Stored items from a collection

=== Section Start ===

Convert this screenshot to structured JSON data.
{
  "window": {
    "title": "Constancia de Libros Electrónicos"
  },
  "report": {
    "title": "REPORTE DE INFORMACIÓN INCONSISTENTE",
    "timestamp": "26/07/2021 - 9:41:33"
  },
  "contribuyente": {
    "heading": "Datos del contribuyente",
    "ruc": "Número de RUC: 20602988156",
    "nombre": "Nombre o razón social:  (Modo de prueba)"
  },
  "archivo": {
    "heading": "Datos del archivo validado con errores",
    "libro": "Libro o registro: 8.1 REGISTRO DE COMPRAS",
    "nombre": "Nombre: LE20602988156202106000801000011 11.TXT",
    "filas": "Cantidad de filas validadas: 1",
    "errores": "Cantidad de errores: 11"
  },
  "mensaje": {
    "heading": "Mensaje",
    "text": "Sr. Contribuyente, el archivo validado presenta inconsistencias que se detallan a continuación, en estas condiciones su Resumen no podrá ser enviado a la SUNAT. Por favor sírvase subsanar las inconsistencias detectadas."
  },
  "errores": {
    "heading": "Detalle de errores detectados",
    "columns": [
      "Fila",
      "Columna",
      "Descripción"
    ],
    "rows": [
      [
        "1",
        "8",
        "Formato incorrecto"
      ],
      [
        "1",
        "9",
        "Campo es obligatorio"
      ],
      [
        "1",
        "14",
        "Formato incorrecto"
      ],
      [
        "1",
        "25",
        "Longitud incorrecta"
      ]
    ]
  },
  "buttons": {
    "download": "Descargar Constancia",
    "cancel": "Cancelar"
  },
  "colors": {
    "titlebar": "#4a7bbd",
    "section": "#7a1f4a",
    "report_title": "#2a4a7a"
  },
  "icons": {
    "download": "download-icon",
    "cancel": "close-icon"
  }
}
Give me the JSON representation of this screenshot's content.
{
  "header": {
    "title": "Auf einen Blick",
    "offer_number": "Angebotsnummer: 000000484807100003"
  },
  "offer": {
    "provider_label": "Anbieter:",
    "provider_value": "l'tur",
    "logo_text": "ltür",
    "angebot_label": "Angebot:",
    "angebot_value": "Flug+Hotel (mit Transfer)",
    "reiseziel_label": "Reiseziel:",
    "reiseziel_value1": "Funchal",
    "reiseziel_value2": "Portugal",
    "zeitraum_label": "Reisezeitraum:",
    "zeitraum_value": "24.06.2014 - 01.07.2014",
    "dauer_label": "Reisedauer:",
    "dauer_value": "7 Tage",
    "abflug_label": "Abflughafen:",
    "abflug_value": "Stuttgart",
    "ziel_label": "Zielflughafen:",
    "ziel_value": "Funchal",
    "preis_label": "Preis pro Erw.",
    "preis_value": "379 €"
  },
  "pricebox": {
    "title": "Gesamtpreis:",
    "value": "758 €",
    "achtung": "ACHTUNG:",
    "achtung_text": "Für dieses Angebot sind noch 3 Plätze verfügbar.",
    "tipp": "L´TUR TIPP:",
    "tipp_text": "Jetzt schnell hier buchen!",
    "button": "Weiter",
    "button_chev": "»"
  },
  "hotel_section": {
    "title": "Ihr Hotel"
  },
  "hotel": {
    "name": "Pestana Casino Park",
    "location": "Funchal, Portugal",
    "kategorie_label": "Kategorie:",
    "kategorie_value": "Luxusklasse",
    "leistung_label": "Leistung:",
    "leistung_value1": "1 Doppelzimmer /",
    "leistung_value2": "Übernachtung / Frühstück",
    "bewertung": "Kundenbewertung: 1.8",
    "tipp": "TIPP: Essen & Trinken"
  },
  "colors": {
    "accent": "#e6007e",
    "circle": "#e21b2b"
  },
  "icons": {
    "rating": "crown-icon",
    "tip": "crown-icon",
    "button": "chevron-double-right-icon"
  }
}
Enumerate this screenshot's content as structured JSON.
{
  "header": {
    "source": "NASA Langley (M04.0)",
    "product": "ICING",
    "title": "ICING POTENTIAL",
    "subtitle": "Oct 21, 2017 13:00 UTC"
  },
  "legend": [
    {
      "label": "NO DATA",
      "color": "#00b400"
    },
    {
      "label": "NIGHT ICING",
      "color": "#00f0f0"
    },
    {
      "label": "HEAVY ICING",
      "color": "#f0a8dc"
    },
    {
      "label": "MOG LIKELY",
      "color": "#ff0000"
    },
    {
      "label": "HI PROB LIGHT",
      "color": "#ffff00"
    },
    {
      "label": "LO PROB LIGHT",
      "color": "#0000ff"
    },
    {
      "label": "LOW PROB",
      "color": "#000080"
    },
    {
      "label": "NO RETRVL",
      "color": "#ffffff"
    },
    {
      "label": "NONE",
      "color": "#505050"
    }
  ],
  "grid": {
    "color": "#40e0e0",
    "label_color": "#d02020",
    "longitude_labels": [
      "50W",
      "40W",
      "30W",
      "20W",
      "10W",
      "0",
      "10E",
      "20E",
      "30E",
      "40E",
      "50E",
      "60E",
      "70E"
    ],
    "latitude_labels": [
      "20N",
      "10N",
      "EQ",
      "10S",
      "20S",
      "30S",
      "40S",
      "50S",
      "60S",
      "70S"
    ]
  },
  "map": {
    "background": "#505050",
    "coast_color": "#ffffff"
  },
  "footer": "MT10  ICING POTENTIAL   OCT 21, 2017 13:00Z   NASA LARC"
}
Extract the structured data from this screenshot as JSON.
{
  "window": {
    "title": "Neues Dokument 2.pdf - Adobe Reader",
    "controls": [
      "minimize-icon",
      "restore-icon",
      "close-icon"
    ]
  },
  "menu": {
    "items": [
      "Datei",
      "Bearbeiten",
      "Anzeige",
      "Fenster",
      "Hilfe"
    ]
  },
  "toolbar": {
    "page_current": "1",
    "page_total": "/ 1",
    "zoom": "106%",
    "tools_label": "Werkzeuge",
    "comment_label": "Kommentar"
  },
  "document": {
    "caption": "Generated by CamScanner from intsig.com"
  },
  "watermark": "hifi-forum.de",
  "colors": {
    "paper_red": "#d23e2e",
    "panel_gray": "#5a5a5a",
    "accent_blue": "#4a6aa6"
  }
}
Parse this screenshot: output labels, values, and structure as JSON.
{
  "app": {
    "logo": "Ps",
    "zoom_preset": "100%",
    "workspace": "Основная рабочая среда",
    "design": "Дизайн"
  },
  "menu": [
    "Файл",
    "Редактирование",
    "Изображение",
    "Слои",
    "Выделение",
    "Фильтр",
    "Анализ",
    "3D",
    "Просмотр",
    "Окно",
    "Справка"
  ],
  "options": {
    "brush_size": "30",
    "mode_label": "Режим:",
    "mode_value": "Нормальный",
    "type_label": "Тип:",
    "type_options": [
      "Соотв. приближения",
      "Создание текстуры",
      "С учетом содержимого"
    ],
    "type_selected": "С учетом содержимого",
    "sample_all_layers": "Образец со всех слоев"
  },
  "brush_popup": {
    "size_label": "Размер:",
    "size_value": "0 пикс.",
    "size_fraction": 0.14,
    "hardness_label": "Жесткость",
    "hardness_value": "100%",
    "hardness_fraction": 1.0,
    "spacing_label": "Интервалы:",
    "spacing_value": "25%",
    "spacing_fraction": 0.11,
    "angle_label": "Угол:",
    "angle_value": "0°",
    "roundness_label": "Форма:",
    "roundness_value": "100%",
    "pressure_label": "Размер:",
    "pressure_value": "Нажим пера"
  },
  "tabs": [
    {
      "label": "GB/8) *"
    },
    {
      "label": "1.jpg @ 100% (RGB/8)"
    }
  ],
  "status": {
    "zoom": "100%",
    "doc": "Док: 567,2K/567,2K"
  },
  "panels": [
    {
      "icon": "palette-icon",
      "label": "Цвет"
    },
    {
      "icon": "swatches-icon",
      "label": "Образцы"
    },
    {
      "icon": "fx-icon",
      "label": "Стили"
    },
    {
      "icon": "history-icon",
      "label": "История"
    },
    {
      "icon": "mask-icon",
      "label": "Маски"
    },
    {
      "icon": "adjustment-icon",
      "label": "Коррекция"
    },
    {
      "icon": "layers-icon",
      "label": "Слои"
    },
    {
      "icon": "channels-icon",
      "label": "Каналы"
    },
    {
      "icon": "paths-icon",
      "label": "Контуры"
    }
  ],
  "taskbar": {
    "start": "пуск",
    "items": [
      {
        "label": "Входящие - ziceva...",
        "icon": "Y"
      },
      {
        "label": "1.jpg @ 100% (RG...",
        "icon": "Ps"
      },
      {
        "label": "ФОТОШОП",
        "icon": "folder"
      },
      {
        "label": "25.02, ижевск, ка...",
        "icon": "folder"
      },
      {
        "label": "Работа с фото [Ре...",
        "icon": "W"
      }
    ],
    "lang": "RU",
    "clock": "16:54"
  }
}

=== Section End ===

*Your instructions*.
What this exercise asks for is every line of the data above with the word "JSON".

*Written solution*.
Convert this screenshot to structured JSON data.
Give me the JSON representation of this screenshot's content.
Enumerate this screenshot's content as structured JSON.
Extract the structured data from this screenshot as JSON.
Parse this screenshot: output labels, values, and structure as JSON.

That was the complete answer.